Yesterday I stumbled across this ad for Grimault & Co.'s "Indian Cigarettes" in an 1876 edition of the Daily Argus in Rock Island, Ill. I was aware that, during the nineteenth century, Cannabis indica was used in a variety of remedies and carried in pharmacies across the nation. But I had never heard of anyone selling joints before the early twentieth century, when cops started rounding up pot-puffing Mexicans along the border.
The folks over at the Antique Cannabis Book have more details on these early legal reefers. They note that Grimault & Co.'s Cannabis cigs were available since 1870, and they were apparently the only ones on the market. This, along with the general dearth of reports of intoxicating Cannabis use during the nineteenth century, seems to suggest that Americans at the time just weren't that interested in using Cannabis to get high.
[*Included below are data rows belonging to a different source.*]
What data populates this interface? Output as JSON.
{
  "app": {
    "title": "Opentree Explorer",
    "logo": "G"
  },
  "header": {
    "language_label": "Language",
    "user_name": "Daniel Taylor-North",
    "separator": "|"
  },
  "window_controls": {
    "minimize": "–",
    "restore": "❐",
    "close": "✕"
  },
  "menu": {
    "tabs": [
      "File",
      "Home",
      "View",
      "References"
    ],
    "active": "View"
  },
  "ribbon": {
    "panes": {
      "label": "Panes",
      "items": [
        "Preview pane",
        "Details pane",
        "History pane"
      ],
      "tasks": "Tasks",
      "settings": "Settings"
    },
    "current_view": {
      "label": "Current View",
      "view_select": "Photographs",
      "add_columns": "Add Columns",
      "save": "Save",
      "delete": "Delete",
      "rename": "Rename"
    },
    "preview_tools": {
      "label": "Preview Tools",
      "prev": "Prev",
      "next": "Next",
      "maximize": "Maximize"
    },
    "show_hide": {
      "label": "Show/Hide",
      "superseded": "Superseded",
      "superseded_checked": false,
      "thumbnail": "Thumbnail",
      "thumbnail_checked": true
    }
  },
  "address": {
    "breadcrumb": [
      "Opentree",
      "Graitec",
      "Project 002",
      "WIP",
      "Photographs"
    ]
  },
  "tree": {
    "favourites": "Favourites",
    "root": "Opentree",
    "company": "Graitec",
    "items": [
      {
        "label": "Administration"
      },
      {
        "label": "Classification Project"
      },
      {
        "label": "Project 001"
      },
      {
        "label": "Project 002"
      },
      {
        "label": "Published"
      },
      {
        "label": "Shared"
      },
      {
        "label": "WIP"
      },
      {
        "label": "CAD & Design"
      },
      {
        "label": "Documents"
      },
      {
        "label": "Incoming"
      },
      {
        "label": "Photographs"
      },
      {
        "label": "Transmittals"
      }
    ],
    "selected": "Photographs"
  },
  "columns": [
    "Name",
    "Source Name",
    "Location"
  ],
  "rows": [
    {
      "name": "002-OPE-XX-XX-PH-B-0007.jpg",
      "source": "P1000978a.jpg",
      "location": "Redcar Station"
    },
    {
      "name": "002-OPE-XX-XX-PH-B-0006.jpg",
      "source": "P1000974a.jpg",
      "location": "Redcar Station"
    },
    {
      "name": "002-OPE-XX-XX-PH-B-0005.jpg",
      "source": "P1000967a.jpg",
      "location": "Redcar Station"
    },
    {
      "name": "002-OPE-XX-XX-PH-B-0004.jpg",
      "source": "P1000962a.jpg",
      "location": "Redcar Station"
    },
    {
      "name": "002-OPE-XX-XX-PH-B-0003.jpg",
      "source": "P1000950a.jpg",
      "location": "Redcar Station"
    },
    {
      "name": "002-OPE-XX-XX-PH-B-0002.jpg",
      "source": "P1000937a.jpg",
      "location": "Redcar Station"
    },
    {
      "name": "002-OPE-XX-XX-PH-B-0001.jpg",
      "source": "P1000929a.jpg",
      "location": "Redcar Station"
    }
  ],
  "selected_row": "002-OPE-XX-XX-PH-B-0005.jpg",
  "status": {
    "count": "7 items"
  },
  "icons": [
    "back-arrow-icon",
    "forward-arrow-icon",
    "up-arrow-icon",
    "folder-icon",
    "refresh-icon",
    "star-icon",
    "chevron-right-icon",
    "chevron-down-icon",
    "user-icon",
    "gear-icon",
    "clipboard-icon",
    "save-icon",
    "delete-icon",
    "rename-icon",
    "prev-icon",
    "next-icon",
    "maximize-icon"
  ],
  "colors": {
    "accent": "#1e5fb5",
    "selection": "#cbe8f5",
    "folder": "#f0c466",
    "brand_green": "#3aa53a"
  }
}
Opiates could also be legally obtained then, too, so maybe those who wanted a trip just chose the stronger stuff instead.
Isn't it funny how some thirty years later, when poor, migrant, brown-skinned, non-English speakers started bringing the same exact product across the border, we completely lost our $hit and banned them?
Granted, the middle and upper classes in Mexico didn't exactly paint a sparkling image of marijuana for Americans, and the unruly behavior of pot-smoking soldiers and prisoners didn't do the plant's image any favors, either.